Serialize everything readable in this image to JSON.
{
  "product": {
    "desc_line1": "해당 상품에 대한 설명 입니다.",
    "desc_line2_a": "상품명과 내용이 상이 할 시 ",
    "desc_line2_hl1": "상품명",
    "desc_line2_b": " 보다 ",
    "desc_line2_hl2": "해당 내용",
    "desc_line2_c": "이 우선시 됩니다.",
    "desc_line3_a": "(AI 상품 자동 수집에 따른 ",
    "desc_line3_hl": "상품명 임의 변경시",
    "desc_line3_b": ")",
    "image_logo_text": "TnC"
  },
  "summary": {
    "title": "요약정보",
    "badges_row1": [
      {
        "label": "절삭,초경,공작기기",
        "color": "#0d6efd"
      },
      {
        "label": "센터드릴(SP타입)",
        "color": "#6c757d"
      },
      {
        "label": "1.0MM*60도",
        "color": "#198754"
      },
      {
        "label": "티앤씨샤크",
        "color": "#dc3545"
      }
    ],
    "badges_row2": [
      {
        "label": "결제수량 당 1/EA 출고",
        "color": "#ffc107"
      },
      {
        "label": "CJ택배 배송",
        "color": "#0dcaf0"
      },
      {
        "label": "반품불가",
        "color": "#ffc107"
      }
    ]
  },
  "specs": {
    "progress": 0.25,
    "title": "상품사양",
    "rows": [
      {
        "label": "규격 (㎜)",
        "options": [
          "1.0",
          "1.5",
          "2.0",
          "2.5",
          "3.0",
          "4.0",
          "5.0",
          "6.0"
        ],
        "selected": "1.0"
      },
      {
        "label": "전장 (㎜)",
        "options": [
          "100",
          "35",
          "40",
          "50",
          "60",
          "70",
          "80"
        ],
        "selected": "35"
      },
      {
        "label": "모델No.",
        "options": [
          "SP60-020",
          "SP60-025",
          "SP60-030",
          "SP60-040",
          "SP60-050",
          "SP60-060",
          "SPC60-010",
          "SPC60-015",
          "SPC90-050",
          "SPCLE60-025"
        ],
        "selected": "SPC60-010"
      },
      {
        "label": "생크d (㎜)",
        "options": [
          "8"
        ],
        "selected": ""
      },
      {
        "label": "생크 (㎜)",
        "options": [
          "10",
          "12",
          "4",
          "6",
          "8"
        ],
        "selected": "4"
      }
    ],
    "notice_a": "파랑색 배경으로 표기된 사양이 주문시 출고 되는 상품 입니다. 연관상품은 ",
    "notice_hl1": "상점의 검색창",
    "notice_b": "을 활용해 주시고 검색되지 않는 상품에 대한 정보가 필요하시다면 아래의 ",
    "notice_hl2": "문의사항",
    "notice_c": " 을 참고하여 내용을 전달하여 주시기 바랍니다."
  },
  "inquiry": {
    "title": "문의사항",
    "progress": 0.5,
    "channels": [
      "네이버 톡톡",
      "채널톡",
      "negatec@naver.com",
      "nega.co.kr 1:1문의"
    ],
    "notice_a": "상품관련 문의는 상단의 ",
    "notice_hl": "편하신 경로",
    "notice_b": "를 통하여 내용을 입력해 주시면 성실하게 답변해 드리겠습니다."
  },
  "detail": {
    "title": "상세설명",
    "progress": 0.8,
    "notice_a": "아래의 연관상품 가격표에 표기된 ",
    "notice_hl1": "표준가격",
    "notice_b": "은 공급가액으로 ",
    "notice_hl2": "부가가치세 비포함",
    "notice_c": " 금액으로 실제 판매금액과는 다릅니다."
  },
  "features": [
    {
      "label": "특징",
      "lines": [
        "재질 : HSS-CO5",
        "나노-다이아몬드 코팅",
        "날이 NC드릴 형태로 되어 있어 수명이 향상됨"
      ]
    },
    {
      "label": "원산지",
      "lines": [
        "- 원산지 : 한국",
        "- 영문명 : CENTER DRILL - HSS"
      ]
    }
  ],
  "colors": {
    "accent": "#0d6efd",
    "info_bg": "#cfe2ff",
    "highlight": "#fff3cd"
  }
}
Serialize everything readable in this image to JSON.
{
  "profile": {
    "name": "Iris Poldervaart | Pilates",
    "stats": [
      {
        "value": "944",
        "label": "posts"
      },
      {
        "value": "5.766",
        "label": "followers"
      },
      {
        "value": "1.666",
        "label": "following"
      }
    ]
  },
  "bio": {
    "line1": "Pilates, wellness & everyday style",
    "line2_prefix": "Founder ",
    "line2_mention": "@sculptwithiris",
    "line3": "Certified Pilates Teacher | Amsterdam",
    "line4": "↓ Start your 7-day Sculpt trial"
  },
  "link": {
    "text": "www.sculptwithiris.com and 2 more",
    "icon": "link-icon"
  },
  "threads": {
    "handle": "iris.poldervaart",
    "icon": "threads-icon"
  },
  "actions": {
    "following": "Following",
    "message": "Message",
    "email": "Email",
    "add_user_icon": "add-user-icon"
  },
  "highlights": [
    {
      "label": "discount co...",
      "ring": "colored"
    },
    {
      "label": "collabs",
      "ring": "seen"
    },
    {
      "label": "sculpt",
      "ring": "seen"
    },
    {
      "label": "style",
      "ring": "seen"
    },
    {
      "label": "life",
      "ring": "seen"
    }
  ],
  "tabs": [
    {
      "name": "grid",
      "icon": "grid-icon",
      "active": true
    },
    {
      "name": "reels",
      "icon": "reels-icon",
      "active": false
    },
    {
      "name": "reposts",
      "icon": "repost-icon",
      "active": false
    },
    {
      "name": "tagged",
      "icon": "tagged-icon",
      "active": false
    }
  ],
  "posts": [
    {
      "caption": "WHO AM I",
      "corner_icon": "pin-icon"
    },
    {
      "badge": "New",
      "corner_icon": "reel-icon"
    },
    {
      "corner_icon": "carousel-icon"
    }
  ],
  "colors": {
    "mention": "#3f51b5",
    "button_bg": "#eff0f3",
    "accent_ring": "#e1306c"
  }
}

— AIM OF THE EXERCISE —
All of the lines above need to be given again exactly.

— EXERCISE RESPONSE —
Serialize everything readable in this image to JSON.
{
  "product": {
    "desc_line1": "해당 상품에 대한 설명 입니다.",
    "desc_line2_a": "상품명과 내용이 상이 할 시 ",
    "desc_line2_hl1": "상품명",
    "desc_line2_b": " 보다 ",
    "desc_line2_hl2": "해당 내용",
    "desc_line2_c": "이 우선시 됩니다.",
    "desc_line3_a": "(AI 상품 자동 수집에 따른 ",
    "desc_line3_hl": "상품명 임의 변경시",
    "desc_line3_b": ")",
    "image_logo_text": "TnC"
  },
  "summary": {
    "title": "요약정보",
    "badges_row1": [
      {
        "label": "절삭,초경,공작기기",
        "color": "#0d6efd"
      },
      {
        "label": "센터드릴(SP타입)",
        "color": "#6c757d"
      },
      {
        "label": "1.0MM*60도",
        "color": "#198754"
      },
      {
        "label": "티앤씨샤크",
        "color": "#dc3545"
      }
    ],
    "badges_row2": [
      {
        "label": "결제수량 당 1/EA 출고",
        "color": "#ffc107"
      },
      {
        "label": "CJ택배 배송",
        "color": "#0dcaf0"
      },
      {
        "label": "반품불가",
        "color": "#ffc107"
      }
    ]
  },
  "specs": {
    "progress": 0.25,
    "title": "상품사양",
    "rows": [
      {
        "label": "규격 (㎜)",
        "options": [
          "1.0",
          "1.5",
          "2.0",
          "2.5",
          "3.0",
          "4.0",
          "5.0",
          "6.0"
        ],
        "selected": "1.0"
      },
      {
        "label": "전장 (㎜)",
        "options": [
          "100",
          "35",
          "40",
          "50",
          "60",
          "70",
          "80"
        ],
        "selected": "35"
      },
      {
        "label": "모델No.",
        "options": [
          "SP60-020",
          "SP60-025",
          "SP60-030",
          "SP60-040",
          "SP60-050",
          "SP60-060",
          "SPC60-010",
          "SPC60-015",
          "SPC90-050",
          "SPCLE60-025"
        ],
        "selected": "SPC60-010"
      },
      {
        "label": "생크d (㎜)",
        "options": [
          "8"
        ],
        "selected": ""
      },
      {
        "label": "생크 (㎜)",
        "options": [
          "10",
          "12",
          "4",
          "6",
          "8"
        ],
        "selected": "4"
      }
    ],
    "notice_a": "파랑색 배경으로 표기된 사양이 주문시 출고 되는 상품 입니다. 연관상품은 ",
    "notice_hl1": "상점의 검색창",
    "notice_b": "을 활용해 주시고 검색되지 않는 상품에 대한 정보가 필요하시다면 아래의 ",
    "notice_hl2": "문의사항",
    "notice_c": " 을 참고하여 내용을 전달하여 주시기 바랍니다."
  },
  "inquiry": {
    "title": "문의사항",
    "progress": 0.5,
    "channels": [
      "네이버 톡톡",
      "채널톡",
      "negatec@naver.com",
      "nega.co.kr 1:1문의"
    ],
    "notice_a": "상품관련 문의는 상단의 ",
    "notice_hl": "편하신 경로",
    "notice_b": "를 통하여 내용을 입력해 주시면 성실하게 답변해 드리겠습니다."
  },
  "detail": {
    "title": "상세설명",
    "progress": 0.8,
    "notice_a": "아래의 연관상품 가격표에 표기된 ",
    "notice_hl1": "표준가격",
    "notice_b": "은 공급가액으로 ",
    "notice_hl2": "부가가치세 비포함",
    "notice_c": " 금액으로 실제 판매금액과는 다릅니다."
  },
  "features": [
    {
      "label": "특징",
      "lines": [
        "재질 : HSS-CO5",
        "나노-다이아몬드 코팅",
        "날이 NC드릴 형태로 되어 있어 수명이 향상됨"
      ]
    },
    {
      "label": "원산지",
      "lines": [
        "- 원산지 : 한국",
        "- 영문명 : CENTER DRILL - HSS"
      ]
    }
  ],
  "colors": {
    "accent": "#0d6efd",
    "info_bg": "#cfe2ff",
    "highlight": "#fff3cd"
  }
}
Serialize everything readable in this image to JSON.
{
  "profile": {
    "name": "Iris Poldervaart | Pilates",
    "stats": [
      {
        "value": "944",
        "label": "posts"
      },
      {
        "value": "5.766",
        "label": "followers"
      },
      {
        "value": "1.666",
        "label": "following"
      }
    ]
  },
  "bio": {
    "line1": "Pilates, wellness & everyday style",
    "line2_prefix": "Founder ",
    "line2_mention": "@sculptwithiris",
    "line3": "Certified Pilates Teacher | Amsterdam",
    "line4": "↓ Start your 7-day Sculpt trial"
  },
  "link": {
    "text": "www.sculptwithiris.com and 2 more",
    "icon": "link-icon"
  },
  "threads": {
    "handle": "iris.poldervaart",
    "icon": "threads-icon"
  },
  "actions": {
    "following": "Following",
    "message": "Message",
    "email": "Email",
    "add_user_icon": "add-user-icon"
  },
  "highlights": [
    {
      "label": "discount co...",
      "ring": "colored"
    },
    {
      "label": "collabs",
      "ring": "seen"
    },
    {
      "label": "sculpt",
      "ring": "seen"
    },
    {
      "label": "style",
      "ring": "seen"
    },
    {
      "label": "life",
      "ring": "seen"
    }
  ],
  "tabs": [
    {
      "name": "grid",
      "icon": "grid-icon",
      "active": true
    },
    {
      "name": "reels",
      "icon": "reels-icon",
      "active": false
    },
    {
      "name": "reposts",
      "icon": "repost-icon",
      "active": false
    },
    {
      "name": "tagged",
      "icon": "tagged-icon",
      "active": false
    }
  ],
  "posts": [
    {
      "caption": "WHO AM I",
      "corner_icon": "pin-icon"
    },
    {
      "badge": "New",
      "corner_icon": "reel-icon"
    },
    {
      "corner_icon": "carousel-icon"
    }
  ],
  "colors": {
    "mention": "#3f51b5",
    "button_bg": "#eff0f3",
    "accent_ring": "#e1306c"
  }
}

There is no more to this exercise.